“Russian Railways were choosing their time to invest and Rail Trans Auto were looking to sell their rail cars, which were leased from the banks,” says Nadal. “We took over those contracts and the wagons are now the property of Gefco.”
The company has also taken over Rail Trans Auto’s compound near Moscow and is currently planning how best to use the additional facility. Nadal says Gefco’s own facility at Domodedovo, south of Moscow, is now at 85% capacity, in another indication that recovery is underway in Russia’s car market.
On the subject of whether RZD is going to proceed with a partial divestiture of shares in Gefco while remaining the majority shareholder, Nadal says this is not under discussion at present. Plans for expansion in the US, meanwhile, remain on the drawing board for the moment.
“We had a beautiful opportunity at the beginning of 2017 and would have invested slightly more than €400m,” he says. “It would have been a purchase of a company in the finished vehicle business, one of the leaders, but we didn’t get the green light and for us it has been a disappointment.”
However, Nadal says the company is continuing to look and is confident that another opportunity will turn up, either with the same company or another that is a good fit.
End user demand
Elsewhere, the company is moving into more personalised finished vehicle services with the introduction of ‘My Car is There’, a service enabling end customers to manage the delivery of their new vehicles through a mobile app.
Nadal says Gefco’s provision of finished vehicle services lay traditionally in the long-distance delivery of vehicle volumes across different modes. That is still true of the new vehicle market but the used car market has changed quite significantly, and Gefco has responded.
“This used to be very regional but now you can buy a car from wherever you like over the internet, which has created a greater need from this area for transport services,” says Nadal. “There is also the problem of repositioning assets in the rental and leasing market. These are not well served at the moment and it is something that Gefco is now supporting.”
One of the other issues facing the finished vehicle sector – and not just in Europe – is the level of consolidation it has experienced over the last few years. Services have disappeared and Nadal is keen to stress that Gefco, established as an integrator of services, is also a strong operator on the finished vehicle side of the business.
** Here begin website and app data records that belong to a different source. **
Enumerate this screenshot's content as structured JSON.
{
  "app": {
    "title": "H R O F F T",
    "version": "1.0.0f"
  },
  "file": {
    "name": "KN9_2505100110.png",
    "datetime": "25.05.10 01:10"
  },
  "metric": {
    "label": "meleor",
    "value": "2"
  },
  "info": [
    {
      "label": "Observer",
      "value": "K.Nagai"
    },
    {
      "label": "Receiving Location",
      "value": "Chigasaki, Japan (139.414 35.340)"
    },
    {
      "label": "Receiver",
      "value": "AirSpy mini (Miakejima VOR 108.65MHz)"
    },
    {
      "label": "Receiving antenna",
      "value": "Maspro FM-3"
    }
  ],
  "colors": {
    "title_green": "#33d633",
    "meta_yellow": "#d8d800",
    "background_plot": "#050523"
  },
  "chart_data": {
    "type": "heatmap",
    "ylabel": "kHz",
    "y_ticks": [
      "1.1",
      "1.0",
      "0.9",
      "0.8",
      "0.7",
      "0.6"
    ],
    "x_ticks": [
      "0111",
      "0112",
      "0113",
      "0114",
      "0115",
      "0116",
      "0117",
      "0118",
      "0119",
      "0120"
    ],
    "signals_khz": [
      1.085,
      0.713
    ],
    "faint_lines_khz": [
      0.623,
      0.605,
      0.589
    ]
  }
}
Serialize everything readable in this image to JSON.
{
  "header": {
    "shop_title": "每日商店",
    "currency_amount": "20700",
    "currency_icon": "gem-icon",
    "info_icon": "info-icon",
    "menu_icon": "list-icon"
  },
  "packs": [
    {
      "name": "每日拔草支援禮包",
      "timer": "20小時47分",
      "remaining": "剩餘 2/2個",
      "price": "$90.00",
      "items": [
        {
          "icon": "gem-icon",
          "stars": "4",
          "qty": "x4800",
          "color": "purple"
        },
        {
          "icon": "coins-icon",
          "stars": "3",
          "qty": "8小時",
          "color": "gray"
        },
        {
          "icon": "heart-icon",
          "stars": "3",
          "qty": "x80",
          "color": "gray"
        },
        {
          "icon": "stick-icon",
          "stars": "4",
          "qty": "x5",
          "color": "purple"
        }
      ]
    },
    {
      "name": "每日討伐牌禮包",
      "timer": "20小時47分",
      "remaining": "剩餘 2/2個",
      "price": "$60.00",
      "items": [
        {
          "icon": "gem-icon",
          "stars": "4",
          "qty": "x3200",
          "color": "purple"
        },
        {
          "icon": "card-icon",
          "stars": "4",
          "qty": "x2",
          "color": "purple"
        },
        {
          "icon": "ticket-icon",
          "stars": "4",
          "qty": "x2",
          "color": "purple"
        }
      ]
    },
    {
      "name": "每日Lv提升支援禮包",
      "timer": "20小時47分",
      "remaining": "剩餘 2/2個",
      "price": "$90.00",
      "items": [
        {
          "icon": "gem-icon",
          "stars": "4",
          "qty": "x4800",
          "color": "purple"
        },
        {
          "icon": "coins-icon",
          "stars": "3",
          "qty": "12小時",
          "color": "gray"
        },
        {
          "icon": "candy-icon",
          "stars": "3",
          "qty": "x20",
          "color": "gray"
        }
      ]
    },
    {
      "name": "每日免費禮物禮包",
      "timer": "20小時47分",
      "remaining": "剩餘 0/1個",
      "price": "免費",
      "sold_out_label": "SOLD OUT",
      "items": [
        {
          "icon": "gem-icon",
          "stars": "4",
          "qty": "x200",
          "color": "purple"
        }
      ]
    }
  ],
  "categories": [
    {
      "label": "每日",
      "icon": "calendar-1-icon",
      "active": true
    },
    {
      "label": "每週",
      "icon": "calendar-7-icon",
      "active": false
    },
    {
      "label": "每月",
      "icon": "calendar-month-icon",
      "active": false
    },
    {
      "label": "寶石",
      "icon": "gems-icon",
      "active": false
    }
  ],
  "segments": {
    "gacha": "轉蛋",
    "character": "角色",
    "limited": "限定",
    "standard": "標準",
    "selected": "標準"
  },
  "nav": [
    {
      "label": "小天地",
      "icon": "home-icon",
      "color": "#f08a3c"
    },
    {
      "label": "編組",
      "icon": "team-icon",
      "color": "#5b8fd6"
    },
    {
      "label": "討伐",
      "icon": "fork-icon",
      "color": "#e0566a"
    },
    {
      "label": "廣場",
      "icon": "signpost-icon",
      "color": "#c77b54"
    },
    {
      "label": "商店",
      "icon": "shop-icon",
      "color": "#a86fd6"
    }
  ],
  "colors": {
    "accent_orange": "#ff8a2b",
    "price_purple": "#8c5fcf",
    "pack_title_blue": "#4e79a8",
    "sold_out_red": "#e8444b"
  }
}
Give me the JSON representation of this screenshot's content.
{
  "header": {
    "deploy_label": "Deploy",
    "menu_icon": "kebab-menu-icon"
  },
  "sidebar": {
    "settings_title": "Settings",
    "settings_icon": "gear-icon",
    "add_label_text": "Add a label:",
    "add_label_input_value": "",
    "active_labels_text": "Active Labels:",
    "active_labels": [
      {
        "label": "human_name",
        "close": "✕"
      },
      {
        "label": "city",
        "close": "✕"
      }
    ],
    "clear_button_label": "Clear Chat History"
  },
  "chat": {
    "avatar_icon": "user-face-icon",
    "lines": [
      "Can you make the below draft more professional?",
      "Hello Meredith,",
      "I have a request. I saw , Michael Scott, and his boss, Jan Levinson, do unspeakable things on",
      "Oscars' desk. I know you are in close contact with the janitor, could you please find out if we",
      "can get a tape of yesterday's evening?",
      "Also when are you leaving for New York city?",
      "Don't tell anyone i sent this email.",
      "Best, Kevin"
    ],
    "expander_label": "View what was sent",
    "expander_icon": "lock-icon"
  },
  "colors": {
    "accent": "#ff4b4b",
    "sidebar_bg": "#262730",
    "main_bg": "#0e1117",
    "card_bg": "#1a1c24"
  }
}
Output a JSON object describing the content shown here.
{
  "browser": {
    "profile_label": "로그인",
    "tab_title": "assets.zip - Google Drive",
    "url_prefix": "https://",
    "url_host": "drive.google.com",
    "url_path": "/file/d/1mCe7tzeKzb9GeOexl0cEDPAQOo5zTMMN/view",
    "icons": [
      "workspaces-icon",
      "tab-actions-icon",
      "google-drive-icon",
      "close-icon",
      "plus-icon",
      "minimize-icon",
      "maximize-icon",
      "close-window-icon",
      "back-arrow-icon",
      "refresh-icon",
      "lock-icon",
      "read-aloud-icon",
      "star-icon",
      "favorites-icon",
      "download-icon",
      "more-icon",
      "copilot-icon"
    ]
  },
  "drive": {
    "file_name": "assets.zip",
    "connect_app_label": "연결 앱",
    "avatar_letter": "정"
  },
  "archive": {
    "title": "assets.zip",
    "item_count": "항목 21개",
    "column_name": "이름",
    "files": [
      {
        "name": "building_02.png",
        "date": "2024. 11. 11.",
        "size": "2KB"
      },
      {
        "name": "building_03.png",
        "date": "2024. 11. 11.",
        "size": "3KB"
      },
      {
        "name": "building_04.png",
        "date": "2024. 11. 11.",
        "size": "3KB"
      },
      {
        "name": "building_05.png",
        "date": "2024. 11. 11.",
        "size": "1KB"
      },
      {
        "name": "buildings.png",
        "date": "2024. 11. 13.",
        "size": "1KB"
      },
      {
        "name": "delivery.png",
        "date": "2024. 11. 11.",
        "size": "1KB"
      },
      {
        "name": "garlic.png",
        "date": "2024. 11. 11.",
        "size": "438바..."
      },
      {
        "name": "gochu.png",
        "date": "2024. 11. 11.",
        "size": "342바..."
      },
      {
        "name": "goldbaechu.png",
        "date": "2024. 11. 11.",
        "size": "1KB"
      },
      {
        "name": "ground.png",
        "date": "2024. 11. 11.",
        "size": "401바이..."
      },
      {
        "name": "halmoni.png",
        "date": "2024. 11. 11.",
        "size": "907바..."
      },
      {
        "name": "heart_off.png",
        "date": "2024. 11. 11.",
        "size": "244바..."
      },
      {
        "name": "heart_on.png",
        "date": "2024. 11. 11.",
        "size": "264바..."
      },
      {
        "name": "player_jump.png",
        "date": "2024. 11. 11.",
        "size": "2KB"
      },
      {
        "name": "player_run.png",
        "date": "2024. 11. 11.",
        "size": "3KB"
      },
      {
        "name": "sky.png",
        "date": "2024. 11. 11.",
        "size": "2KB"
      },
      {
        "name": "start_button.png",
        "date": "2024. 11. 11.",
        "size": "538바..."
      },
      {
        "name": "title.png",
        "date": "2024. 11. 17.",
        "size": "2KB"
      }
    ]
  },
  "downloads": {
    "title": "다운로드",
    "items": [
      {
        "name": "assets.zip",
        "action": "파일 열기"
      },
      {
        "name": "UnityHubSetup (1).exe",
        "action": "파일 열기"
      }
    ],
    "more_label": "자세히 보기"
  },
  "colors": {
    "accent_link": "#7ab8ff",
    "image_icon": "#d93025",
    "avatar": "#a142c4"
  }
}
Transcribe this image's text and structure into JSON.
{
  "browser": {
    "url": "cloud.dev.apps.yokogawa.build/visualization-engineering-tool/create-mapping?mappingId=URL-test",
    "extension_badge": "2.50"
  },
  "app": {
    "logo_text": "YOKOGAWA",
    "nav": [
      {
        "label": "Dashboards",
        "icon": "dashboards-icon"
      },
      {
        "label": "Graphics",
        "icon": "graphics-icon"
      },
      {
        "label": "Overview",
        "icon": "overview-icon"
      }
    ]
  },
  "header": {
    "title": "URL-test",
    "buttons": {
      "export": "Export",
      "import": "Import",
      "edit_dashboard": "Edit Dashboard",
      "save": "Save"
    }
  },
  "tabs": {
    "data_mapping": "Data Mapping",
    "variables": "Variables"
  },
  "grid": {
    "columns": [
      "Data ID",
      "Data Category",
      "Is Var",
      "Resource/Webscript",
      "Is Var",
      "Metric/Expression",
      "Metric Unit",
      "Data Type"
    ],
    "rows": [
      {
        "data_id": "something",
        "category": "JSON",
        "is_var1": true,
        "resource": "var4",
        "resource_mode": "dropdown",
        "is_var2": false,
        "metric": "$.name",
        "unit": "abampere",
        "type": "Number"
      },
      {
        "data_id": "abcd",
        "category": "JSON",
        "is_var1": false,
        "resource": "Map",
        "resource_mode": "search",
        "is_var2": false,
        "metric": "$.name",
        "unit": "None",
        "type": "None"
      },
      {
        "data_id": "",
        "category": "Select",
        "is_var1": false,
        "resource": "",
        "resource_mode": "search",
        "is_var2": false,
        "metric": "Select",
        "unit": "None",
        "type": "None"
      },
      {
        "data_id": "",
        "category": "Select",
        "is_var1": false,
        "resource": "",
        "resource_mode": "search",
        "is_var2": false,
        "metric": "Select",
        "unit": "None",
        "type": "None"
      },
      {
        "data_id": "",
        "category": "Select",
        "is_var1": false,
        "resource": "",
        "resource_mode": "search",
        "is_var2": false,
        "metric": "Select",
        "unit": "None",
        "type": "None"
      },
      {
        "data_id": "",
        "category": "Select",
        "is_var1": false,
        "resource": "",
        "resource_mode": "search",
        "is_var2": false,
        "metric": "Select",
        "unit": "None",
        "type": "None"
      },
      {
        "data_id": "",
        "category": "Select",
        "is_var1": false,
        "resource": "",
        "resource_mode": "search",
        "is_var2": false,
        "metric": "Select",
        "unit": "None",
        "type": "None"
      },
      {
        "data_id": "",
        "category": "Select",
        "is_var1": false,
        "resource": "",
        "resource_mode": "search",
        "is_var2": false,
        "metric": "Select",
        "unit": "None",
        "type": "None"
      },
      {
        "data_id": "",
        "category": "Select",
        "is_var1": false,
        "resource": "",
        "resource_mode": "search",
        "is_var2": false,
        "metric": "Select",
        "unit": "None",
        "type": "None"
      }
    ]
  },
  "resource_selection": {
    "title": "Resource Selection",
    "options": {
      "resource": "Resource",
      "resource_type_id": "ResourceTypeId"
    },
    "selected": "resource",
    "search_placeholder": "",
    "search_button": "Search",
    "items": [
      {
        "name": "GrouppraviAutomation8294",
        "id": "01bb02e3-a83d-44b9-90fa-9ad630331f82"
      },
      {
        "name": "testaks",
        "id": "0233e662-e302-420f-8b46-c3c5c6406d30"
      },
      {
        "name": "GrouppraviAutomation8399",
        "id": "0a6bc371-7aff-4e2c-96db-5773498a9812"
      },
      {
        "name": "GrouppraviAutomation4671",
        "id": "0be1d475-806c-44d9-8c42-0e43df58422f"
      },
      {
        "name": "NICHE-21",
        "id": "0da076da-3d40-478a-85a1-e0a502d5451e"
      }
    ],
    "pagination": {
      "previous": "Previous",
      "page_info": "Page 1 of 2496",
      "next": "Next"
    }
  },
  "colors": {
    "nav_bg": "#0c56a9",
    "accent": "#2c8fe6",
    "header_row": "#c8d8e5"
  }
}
“We are not just an integrator but also an operator,” he points out. “It is not our strategy to become one [exclusively] but we will demonstrate that we have the capability.”
Nadal says Gefco will remain primarily an integrator with its own ecosystem of players, but in a world where there is a lot of consolidation the company needs to show that it is able, whenever it wants, to develop its own capabilities. “Otherwise, we will have consolidation followed by consolidation. I don’t want to be part of that,” he says.
The company’s investment in car-carrying equipment and trucks means that whether in French, Italian or Slovakian regions, Gefco has its own fleet in the development phase and retains the assets it owns, following the Mercurio buyout.
Nadal says the company has not determined a target for the number of trucks it wants to own in the future but that it has a certain capacity to operate and a network of partners operating for it. Further truck asset purchases will be made as the market recovers but such work will never exceed 25% of Gefco’s activity, he adds.
“My message to the market is clear: Gefco is a good partner, including with our competitors – we are exchanging flows in backhaul – but Gefco will not be the prisoner of a market that consolidates,” he concludes.